-- YOUR OBJECTIVE --
Would you return every entry, exactly as it is written?

-----

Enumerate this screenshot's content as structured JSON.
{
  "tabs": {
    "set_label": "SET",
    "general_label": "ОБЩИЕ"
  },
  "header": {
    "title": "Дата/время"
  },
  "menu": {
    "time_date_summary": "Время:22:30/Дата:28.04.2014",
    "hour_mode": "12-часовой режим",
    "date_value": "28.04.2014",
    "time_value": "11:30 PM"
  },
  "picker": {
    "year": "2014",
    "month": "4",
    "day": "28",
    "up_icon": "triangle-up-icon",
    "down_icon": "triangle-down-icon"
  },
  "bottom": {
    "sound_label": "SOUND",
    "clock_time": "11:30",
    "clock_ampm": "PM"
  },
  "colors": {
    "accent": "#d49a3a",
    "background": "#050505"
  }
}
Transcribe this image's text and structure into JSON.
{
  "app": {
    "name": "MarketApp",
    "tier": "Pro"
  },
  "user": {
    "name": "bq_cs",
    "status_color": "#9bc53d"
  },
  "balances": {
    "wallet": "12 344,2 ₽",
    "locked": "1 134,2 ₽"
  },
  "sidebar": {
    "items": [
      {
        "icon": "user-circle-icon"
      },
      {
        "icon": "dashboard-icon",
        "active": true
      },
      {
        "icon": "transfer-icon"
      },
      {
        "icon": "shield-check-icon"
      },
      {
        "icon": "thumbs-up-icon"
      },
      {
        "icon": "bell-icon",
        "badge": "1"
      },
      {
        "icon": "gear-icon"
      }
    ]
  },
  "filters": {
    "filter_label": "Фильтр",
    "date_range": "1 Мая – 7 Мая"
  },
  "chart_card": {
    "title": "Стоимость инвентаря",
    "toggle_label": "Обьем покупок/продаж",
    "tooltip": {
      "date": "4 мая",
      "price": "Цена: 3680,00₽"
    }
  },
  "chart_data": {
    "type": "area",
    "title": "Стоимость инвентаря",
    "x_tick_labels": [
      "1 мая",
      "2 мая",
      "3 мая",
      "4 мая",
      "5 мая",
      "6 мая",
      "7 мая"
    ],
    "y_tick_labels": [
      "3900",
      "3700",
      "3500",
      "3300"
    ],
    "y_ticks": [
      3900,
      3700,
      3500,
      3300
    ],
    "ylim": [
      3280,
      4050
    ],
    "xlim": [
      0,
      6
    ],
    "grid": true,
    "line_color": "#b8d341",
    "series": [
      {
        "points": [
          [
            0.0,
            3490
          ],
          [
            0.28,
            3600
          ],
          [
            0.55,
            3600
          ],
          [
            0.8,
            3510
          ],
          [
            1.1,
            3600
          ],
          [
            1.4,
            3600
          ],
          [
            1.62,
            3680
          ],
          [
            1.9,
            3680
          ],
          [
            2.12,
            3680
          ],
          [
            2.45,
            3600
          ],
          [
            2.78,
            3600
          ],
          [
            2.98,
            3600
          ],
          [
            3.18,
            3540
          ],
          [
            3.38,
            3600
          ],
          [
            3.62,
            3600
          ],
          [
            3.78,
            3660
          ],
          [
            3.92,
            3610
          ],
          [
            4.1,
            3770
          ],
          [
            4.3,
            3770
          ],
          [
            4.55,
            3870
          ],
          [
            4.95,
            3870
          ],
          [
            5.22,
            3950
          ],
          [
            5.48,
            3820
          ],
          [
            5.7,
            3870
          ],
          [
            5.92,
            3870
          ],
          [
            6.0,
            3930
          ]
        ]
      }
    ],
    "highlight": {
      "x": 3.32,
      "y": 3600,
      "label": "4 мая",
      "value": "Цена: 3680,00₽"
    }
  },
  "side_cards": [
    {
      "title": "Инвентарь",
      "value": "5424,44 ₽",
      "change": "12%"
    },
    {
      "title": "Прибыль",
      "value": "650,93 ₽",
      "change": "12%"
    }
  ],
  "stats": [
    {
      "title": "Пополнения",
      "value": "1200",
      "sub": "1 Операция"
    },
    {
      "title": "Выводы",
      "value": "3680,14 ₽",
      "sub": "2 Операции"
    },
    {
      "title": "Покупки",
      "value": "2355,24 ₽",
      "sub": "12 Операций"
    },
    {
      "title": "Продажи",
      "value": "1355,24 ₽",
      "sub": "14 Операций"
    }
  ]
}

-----

-- WRITTEN SOLUTION --
Enumerate this screenshot's content as structured JSON.
{
  "tabs": {
    "set_label": "SET",
    "general_label": "ОБЩИЕ"
  },
  "header": {
    "title": "Дата/время"
  },
  "menu": {
    "time_date_summary": "Время:22:30/Дата:28.04.2014",
    "hour_mode": "12-часовой режим",
    "date_value": "28.04.2014",
    "time_value": "11:30 PM"
  },
  "picker": {
    "year": "2014",
    "month": "4",
    "day": "28",
    "up_icon": "triangle-up-icon",
    "down_icon": "triangle-down-icon"
  },
  "bottom": {
    "sound_label": "SOUND",
    "clock_time": "11:30",
    "clock_ampm": "PM"
  },
  "colors": {
    "accent": "#d49a3a",
    "background": "#050505"
  }
}
Transcribe this image's text and structure into JSON.
{
  "app": {
    "name": "MarketApp",
    "tier": "Pro"
  },
  "user": {
    "name": "bq_cs",
    "status_color": "#9bc53d"
  },
  "balances": {
    "wallet": "12 344,2 ₽",
    "locked": "1 134,2 ₽"
  },
  "sidebar": {
    "items": [
      {
        "icon": "user-circle-icon"
      },
      {
        "icon": "dashboard-icon",
        "active": true
      },
      {
        "icon": "transfer-icon"
      },
      {
        "icon": "shield-check-icon"
      },
      {
        "icon": "thumbs-up-icon"
      },
      {
        "icon": "bell-icon",
        "badge": "1"
      },
      {
        "icon": "gear-icon"
      }
    ]
  },
  "filters": {
    "filter_label": "Фильтр",
    "date_range": "1 Мая – 7 Мая"
  },
  "chart_card": {
    "title": "Стоимость инвентаря",
    "toggle_label": "Обьем покупок/продаж",
    "tooltip": {
      "date": "4 мая",
      "price": "Цена: 3680,00₽"
    }
  },
  "chart_data": {
    "type": "area",
    "title": "Стоимость инвентаря",
    "x_tick_labels": [
      "1 мая",
      "2 мая",
      "3 мая",
      "4 мая",
      "5 мая",
      "6 мая",
      "7 мая"
    ],
    "y_tick_labels": [
      "3900",
      "3700",
      "3500",
      "3300"
    ],
    "y_ticks": [
      3900,
      3700,
      3500,
      3300
    ],
    "ylim": [
      3280,
      4050
    ],
    "xlim": [
      0,
      6
    ],
    "grid": true,
    "line_color": "#b8d341",
    "series": [
      {
        "points": [
          [
            0.0,
            3490
          ],
          [
            0.28,
            3600
          ],
          [
            0.55,
            3600
          ],
          [
            0.8,
            3510
          ],
          [
            1.1,
            3600
          ],
          [
            1.4,
            3600
          ],
          [
            1.62,
            3680
          ],
          [
            1.9,
            3680
          ],
          [
            2.12,
            3680
          ],
          [
            2.45,
            3600
          ],
          [
            2.78,
            3600
          ],
          [
            2.98,
            3600
          ],
          [
            3.18,
            3540
          ],
          [
            3.38,
            3600
          ],
          [
            3.62,
            3600
          ],
          [
            3.78,
            3660
          ],
          [
            3.92,
            3610
          ],
          [
            4.1,
            3770
          ],
          [
            4.3,
            3770
          ],
          [
            4.55,
            3870
          ],
          [
            4.95,
            3870
          ],
          [
            5.22,
            3950
          ],
          [
            5.48,
            3820
          ],
          [
            5.7,
            3870
          ],
          [
            5.92,
            3870
          ],
          [
            6.0,
            3930
          ]
        ]
      }
    ],
    "highlight": {
      "x": 3.32,
      "y": 3600,
      "label": "4 мая",
      "value": "Цена: 3680,00₽"
    }
  },
  "side_cards": [
    {
      "title": "Инвентарь",
      "value": "5424,44 ₽",
      "change": "12%"
    },
    {
      "title": "Прибыль",
      "value": "650,93 ₽",
      "change": "12%"
    }
  ],
  "stats": [
    {
      "title": "Пополнения",
      "value": "1200",
      "sub": "1 Операция"
    },
    {
      "title": "Выводы",
      "value": "3680,14 ₽",
      "sub": "2 Операции"
    },
    {
      "title": "Покупки",
      "value": "2355,24 ₽",
      "sub": "12 Операций"
    },
    {
      "title": "Продажи",
      "value": "1355,24 ₽",
      "sub": "14 Операций"
    }
  ]
}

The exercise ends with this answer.